**Task instructions:** In the records, find each line where "square" occurs, and copy it.

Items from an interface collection
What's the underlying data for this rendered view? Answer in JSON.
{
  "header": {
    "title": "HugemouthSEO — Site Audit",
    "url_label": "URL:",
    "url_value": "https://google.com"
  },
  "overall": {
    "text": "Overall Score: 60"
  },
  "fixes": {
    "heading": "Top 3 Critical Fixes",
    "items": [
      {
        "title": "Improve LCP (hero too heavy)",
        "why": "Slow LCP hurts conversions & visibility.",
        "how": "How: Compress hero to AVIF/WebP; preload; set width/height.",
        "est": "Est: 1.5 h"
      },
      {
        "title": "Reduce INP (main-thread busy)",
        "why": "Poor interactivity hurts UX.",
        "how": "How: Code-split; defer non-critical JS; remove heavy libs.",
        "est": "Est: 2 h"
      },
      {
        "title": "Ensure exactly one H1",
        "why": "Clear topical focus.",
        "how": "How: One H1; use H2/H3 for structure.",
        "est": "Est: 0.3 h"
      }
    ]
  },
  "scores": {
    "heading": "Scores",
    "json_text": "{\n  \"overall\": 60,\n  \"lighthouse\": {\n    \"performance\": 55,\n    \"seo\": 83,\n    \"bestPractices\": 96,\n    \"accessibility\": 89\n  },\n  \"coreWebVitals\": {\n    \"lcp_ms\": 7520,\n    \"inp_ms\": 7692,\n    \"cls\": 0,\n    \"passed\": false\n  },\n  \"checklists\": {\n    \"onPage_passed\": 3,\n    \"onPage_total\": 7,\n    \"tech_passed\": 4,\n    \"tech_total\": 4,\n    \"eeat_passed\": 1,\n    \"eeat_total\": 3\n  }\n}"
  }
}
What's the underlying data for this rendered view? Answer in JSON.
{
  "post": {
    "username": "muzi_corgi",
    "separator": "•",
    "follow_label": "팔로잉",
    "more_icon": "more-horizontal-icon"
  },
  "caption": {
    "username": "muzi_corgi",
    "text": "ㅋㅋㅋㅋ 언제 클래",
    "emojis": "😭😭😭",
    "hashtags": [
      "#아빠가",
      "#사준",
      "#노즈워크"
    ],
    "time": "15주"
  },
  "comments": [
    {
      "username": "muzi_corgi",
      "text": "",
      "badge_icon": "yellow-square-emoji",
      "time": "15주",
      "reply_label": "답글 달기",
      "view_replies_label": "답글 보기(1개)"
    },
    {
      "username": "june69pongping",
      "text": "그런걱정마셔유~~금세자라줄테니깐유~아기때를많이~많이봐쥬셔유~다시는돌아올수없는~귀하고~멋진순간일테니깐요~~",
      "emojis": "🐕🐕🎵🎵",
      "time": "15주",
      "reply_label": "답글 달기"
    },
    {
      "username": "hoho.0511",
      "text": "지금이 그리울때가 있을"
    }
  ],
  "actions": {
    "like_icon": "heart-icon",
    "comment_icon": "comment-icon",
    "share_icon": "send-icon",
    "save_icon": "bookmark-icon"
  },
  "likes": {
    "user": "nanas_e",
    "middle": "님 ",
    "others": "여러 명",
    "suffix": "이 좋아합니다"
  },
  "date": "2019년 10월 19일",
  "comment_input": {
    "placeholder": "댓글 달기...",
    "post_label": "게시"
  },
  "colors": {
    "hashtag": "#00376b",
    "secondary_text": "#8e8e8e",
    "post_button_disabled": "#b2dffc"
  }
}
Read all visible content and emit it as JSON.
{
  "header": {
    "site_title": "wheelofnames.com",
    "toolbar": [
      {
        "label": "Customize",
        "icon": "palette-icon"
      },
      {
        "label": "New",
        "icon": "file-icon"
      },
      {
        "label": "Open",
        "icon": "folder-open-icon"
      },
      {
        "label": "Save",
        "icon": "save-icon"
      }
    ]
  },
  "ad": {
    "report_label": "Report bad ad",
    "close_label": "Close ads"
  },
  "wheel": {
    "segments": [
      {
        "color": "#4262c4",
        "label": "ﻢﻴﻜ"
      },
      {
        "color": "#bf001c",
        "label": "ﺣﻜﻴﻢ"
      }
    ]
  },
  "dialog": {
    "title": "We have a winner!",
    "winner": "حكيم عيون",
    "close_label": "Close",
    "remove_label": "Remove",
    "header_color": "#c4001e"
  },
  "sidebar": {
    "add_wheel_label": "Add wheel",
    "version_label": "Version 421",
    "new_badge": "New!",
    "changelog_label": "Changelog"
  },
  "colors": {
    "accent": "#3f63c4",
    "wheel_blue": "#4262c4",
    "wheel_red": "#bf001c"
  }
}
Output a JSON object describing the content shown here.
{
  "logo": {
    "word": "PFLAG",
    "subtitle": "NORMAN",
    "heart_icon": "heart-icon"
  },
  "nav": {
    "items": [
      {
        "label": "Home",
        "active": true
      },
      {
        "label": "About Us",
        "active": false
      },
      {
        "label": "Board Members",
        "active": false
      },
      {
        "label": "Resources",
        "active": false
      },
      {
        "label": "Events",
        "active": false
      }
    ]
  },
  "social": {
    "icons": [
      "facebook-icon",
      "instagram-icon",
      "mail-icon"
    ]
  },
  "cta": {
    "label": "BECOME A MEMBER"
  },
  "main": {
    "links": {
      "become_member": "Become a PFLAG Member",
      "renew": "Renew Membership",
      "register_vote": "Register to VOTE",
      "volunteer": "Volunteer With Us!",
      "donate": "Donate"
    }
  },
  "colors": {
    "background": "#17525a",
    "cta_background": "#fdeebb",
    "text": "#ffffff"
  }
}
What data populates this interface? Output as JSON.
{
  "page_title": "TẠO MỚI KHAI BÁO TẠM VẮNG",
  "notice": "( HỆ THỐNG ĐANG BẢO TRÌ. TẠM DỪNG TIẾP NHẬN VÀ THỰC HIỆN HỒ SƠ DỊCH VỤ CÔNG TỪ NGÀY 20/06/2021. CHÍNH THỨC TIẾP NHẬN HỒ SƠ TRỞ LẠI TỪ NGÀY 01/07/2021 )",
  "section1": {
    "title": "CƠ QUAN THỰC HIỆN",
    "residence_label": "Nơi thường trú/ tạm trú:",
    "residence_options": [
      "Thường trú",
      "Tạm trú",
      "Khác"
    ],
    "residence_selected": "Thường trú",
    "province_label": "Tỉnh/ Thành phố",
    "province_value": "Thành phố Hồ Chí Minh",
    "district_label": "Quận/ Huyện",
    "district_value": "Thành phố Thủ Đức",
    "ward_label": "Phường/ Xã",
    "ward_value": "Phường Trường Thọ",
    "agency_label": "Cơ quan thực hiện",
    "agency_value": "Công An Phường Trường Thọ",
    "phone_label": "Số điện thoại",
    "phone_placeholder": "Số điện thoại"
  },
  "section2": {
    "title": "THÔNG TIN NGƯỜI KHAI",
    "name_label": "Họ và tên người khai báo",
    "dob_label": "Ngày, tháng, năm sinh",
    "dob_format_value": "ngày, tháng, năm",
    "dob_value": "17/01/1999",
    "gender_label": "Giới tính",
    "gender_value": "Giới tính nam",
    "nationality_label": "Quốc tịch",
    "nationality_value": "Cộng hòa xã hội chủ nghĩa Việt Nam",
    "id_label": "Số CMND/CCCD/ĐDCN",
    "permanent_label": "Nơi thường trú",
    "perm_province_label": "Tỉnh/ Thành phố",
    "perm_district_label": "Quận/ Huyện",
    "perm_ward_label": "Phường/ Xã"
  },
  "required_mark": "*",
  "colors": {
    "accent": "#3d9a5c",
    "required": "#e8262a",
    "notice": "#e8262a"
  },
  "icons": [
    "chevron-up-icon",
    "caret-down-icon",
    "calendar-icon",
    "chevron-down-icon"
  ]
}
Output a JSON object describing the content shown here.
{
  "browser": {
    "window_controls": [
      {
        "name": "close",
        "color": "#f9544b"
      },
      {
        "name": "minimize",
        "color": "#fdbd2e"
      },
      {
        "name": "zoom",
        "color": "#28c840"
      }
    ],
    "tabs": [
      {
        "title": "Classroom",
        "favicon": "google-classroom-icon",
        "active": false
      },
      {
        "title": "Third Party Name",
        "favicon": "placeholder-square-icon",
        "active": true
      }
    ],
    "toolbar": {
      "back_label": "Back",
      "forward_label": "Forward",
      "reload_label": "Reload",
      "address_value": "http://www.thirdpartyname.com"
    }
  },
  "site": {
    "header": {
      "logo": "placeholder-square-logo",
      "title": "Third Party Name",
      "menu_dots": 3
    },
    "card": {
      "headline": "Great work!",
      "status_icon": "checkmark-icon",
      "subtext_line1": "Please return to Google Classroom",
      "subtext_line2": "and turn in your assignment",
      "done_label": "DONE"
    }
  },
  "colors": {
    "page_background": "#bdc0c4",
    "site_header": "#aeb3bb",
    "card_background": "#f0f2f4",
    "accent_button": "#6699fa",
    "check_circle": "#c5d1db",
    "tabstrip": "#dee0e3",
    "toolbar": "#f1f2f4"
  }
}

**Solution for this exercise:**
      "badge_icon": "yellow-square-emoji",
        "favicon": "placeholder-square-icon",
      "logo": "placeholder-square-logo",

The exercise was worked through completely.